Print what the records say exactly, and omit the pictures.

[Material for this exercise — start]

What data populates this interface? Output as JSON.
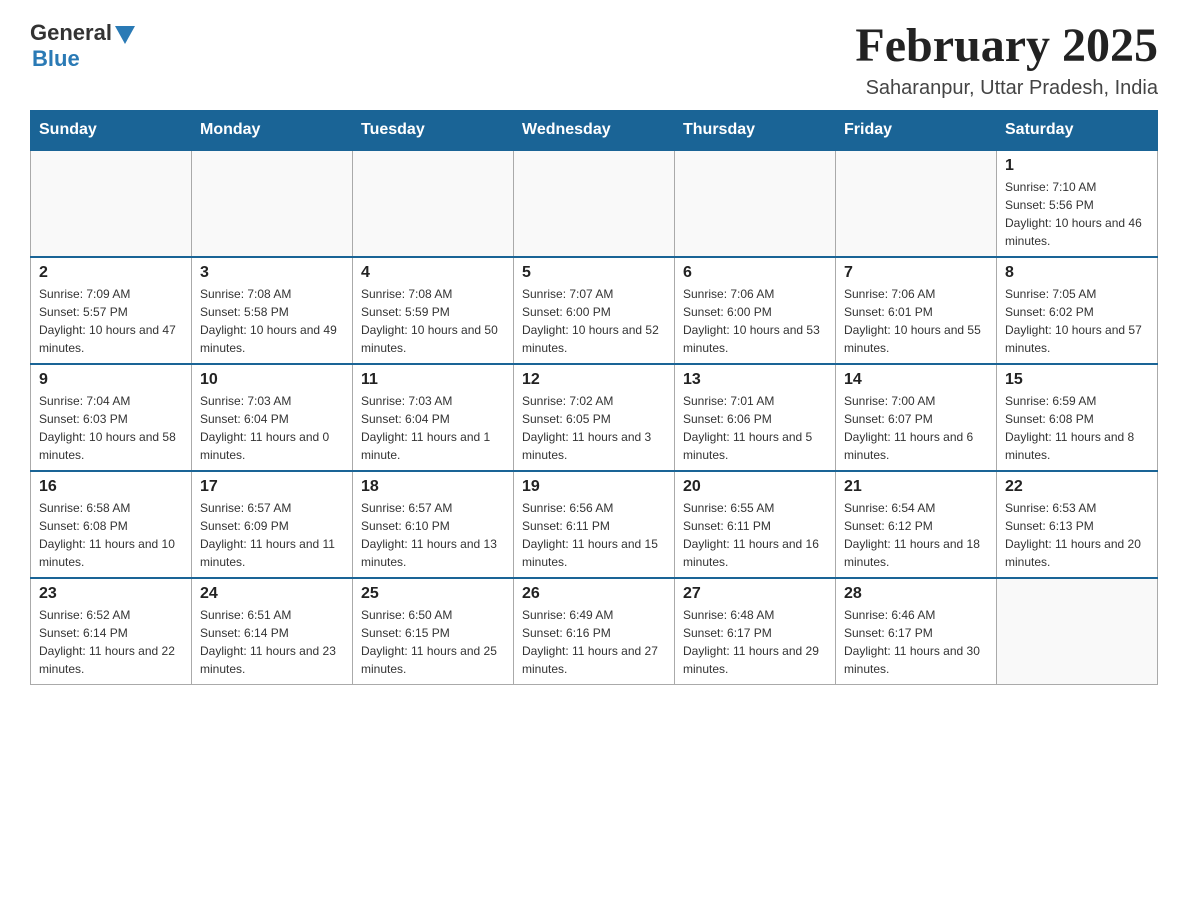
{
  "logo": {
    "general": "General",
    "blue": "Blue"
  },
  "title": "February 2025",
  "location": "Saharanpur, Uttar Pradesh, India",
  "days_of_week": [
    "Sunday",
    "Monday",
    "Tuesday",
    "Wednesday",
    "Thursday",
    "Friday",
    "Saturday"
  ],
  "weeks": [
    [
      {
        "day": "",
        "info": ""
      },
      {
        "day": "",
        "info": ""
      },
      {
        "day": "",
        "info": ""
      },
      {
        "day": "",
        "info": ""
      },
      {
        "day": "",
        "info": ""
      },
      {
        "day": "",
        "info": ""
      },
      {
        "day": "1",
        "info": "Sunrise: 7:10 AM\nSunset: 5:56 PM\nDaylight: 10 hours and 46 minutes."
      }
    ],
    [
      {
        "day": "2",
        "info": "Sunrise: 7:09 AM\nSunset: 5:57 PM\nDaylight: 10 hours and 47 minutes."
      },
      {
        "day": "3",
        "info": "Sunrise: 7:08 AM\nSunset: 5:58 PM\nDaylight: 10 hours and 49 minutes."
      },
      {
        "day": "4",
        "info": "Sunrise: 7:08 AM\nSunset: 5:59 PM\nDaylight: 10 hours and 50 minutes."
      },
      {
        "day": "5",
        "info": "Sunrise: 7:07 AM\nSunset: 6:00 PM\nDaylight: 10 hours and 52 minutes."
      },
      {
        "day": "6",
        "info": "Sunrise: 7:06 AM\nSunset: 6:00 PM\nDaylight: 10 hours and 53 minutes."
      },
      {
        "day": "7",
        "info": "Sunrise: 7:06 AM\nSunset: 6:01 PM\nDaylight: 10 hours and 55 minutes."
      },
      {
        "day": "8",
        "info": "Sunrise: 7:05 AM\nSunset: 6:02 PM\nDaylight: 10 hours and 57 minutes."
      }
    ],
    [
      {
        "day": "9",
        "info": "Sunrise: 7:04 AM\nSunset: 6:03 PM\nDaylight: 10 hours and 58 minutes."
      },
      {
        "day": "10",
        "info": "Sunrise: 7:03 AM\nSunset: 6:04 PM\nDaylight: 11 hours and 0 minutes."
      },
      {
        "day": "11",
        "info": "Sunrise: 7:03 AM\nSunset: 6:04 PM\nDaylight: 11 hours and 1 minute."
      },
      {
        "day": "12",
        "info": "Sunrise: 7:02 AM\nSunset: 6:05 PM\nDaylight: 11 hours and 3 minutes."
      },
      {
        "day": "13",
        "info": "Sunrise: 7:01 AM\nSunset: 6:06 PM\nDaylight: 11 hours and 5 minutes."
      },
      {
        "day": "14",
        "info": "Sunrise: 7:00 AM\nSunset: 6:07 PM\nDaylight: 11 hours and 6 minutes."
      },
      {
        "day": "15",
        "info": "Sunrise: 6:59 AM\nSunset: 6:08 PM\nDaylight: 11 hours and 8 minutes."
      }
    ],
    [
      {
        "day": "16",
        "info": "Sunrise: 6:58 AM\nSunset: 6:08 PM\nDaylight: 11 hours and 10 minutes."
      },
      {
        "day": "17",
        "info": "Sunrise: 6:57 AM\nSunset: 6:09 PM\nDaylight: 11 hours and 11 minutes."
      },
      {
        "day": "18",
        "info": "Sunrise: 6:57 AM\nSunset: 6:10 PM\nDaylight: 11 hours and 13 minutes."
      },
      {
        "day": "19",
        "info": "Sunrise: 6:56 AM\nSunset: 6:11 PM\nDaylight: 11 hours and 15 minutes."
      },
      {
        "day": "20",
        "info": "Sunrise: 6:55 AM\nSunset: 6:11 PM\nDaylight: 11 hours and 16 minutes."
      },
      {
        "day": "21",
        "info": "Sunrise: 6:54 AM\nSunset: 6:12 PM\nDaylight: 11 hours and 18 minutes."
      },
      {
        "day": "22",
        "info": "Sunrise: 6:53 AM\nSunset: 6:13 PM\nDaylight: 11 hours and 20 minutes."
      }
    ],
    [
      {
        "day": "23",
        "info": "Sunrise: 6:52 AM\nSunset: 6:14 PM\nDaylight: 11 hours and 22 minutes."
      },
      {
        "day": "24",
        "info": "Sunrise: 6:51 AM\nSunset: 6:14 PM\nDaylight: 11 hours and 23 minutes."
      },
      {
        "day": "25",
        "info": "Sunrise: 6:50 AM\nSunset: 6:15 PM\nDaylight: 11 hours and 25 minutes."
      },
      {
        "day": "26",
        "info": "Sunrise: 6:49 AM\nSunset: 6:16 PM\nDaylight: 11 hours and 27 minutes."
      },
      {
        "day": "27",
        "info": "Sunrise: 6:48 AM\nSunset: 6:17 PM\nDaylight: 11 hours and 29 minutes."
      },
      {
        "day": "28",
        "info": "Sunrise: 6:46 AM\nSunset: 6:17 PM\nDaylight: 11 hours and 30 minutes."
      },
      {
        "day": "",
        "info": ""
      }
    ]
  ]
}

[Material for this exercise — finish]

Expected answer:
What data populates this interface? Output as JSON.
{
  "logo": {
    "general": "General",
    "blue": "Blue"
  },
  "title": "February 2025",
  "location": "Saharanpur, Uttar Pradesh, India",
  "days_of_week": [
    "Sunday",
    "Monday",
    "Tuesday",
    "Wednesday",
    "Thursday",
    "Friday",
    "Saturday"
  ],
  "weeks": [
    [
      {
        "day": "",
        "info": ""
      },
      {
        "day": "",
        "info": ""
      },
      {
        "day": "",
        "info": ""
      },
      {
        "day": "",
        "info": ""
      },
      {
        "day": "",
        "info": ""
      },
      {
        "day": "",
        "info": ""
      },
      {
        "day": "1",
        "info": "Sunrise: 7:10 AM\nSunset: 5:56 PM\nDaylight: 10 hours and 46 minutes."
      }
    ],
    [
      {
        "day": "2",
        "info": "Sunrise: 7:09 AM\nSunset: 5:57 PM\nDaylight: 10 hours and 47 minutes."
      },
      {
        "day": "3",
        "info": "Sunrise: 7:08 AM\nSunset: 5:58 PM\nDaylight: 10 hours and 49 minutes."
      },
      {
        "day": "4",
        "info": "Sunrise: 7:08 AM\nSunset: 5:59 PM\nDaylight: 10 hours and 50 minutes."
      },
      {
        "day": "5",
        "info": "Sunrise: 7:07 AM\nSunset: 6:00 PM\nDaylight: 10 hours and 52 minutes."
      },
      {
        "day": "6",
        "info": "Sunrise: 7:06 AM\nSunset: 6:00 PM\nDaylight: 10 hours and 53 minutes."
      },
      {
        "day": "7",
        "info": "Sunrise: 7:06 AM\nSunset: 6:01 PM\nDaylight: 10 hours and 55 minutes."
      },
      {
        "day": "8",
        "info": "Sunrise: 7:05 AM\nSunset: 6:02 PM\nDaylight: 10 hours and 57 minutes."
      }
    ],
    [
      {
        "day": "9",
        "info": "Sunrise: 7:04 AM\nSunset: 6:03 PM\nDaylight: 10 hours and 58 minutes."
      },
      {
        "day": "10",
        "info": "Sunrise: 7:03 AM\nSunset: 6:04 PM\nDaylight: 11 hours and 0 minutes."
      },
      {
        "day": "11",
        "info": "Sunrise: 7:03 AM\nSunset: 6:04 PM\nDaylight: 11 hours and 1 minute."
      },
      {
        "day": "12",
        "info": "Sunrise: 7:02 AM\nSunset: 6:05 PM\nDaylight: 11 hours and 3 minutes."
      },
      {
        "day": "13",
        "info": "Sunrise: 7:01 AM\nSunset: 6:06 PM\nDaylight: 11 hours and 5 minutes."
      },
      {
        "day": "14",
        "info": "Sunrise: 7:00 AM\nSunset: 6:07 PM\nDaylight: 11 hours and 6 minutes."
      },
      {
        "day": "15",
        "info": "Sunrise: 6:59 AM\nSunset: 6:08 PM\nDaylight: 11 hours and 8 minutes."
      }
    ],
    [
      {
        "day": "16",
        "info": "Sunrise: 6:58 AM\nSunset: 6:08 PM\nDaylight: 11 hours and 10 minutes."
      },
      {
        "day": "17",
        "info": "Sunrise: 6:57 AM\nSunset: 6:09 PM\nDaylight: 11 hours and 11 minutes."
      },
      {
        "day": "18",
        "info": "Sunrise: 6:57 AM\nSunset: 6:10 PM\nDaylight: 11 hours and 13 minutes."
      },
      {
        "day": "19",
        "info": "Sunrise: 6:56 AM\nSunset: 6:11 PM\nDaylight: 11 hours and 15 minutes."
      },
      {
        "day": "20",
        "info": "Sunrise: 6:55 AM\nSunset: 6:11 PM\nDaylight: 11 hours and 16 minutes."
      },
      {
        "day": "21",
        "info": "Sunrise: 6:54 AM\nSunset: 6:12 PM\nDaylight: 11 hours and 18 minutes."
      },
      {
        "day": "22",
        "info": "Sunrise: 6:53 AM\nSunset: 6:13 PM\nDaylight: 11 hours and 20 minutes."
      }
    ],
    [
      {
        "day": "23",
        "info": "Sunrise: 6:52 AM\nSunset: 6:14 PM\nDaylight: 11 hours and 22 minutes."
      },
      {
        "day": "24",
        "info": "Sunrise: 6:51 AM\nSunset: 6:14 PM\nDaylight: 11 hours and 23 minutes."
      },
      {
        "day": "25",
        "info": "Sunrise: 6:50 AM\nSunset: 6:15 PM\nDaylight: 11 hours and 25 minutes."
      },
      {
        "day": "26",
        "info": "Sunrise: 6:49 AM\nSunset: 6:16 PM\nDaylight: 11 hours and 27 minutes."
      },
      {
        "day": "27",
        "info": "Sunrise: 6:48 AM\nSunset: 6:17 PM\nDaylight: 11 hours and 29 minutes."
      },
      {
        "day": "28",
        "info": "Sunrise: 6:46 AM\nSunset: 6:17 PM\nDaylight: 11 hours and 30 minutes."
      },
      {
        "day": "",
        "info": ""
      }
    ]
  ]
}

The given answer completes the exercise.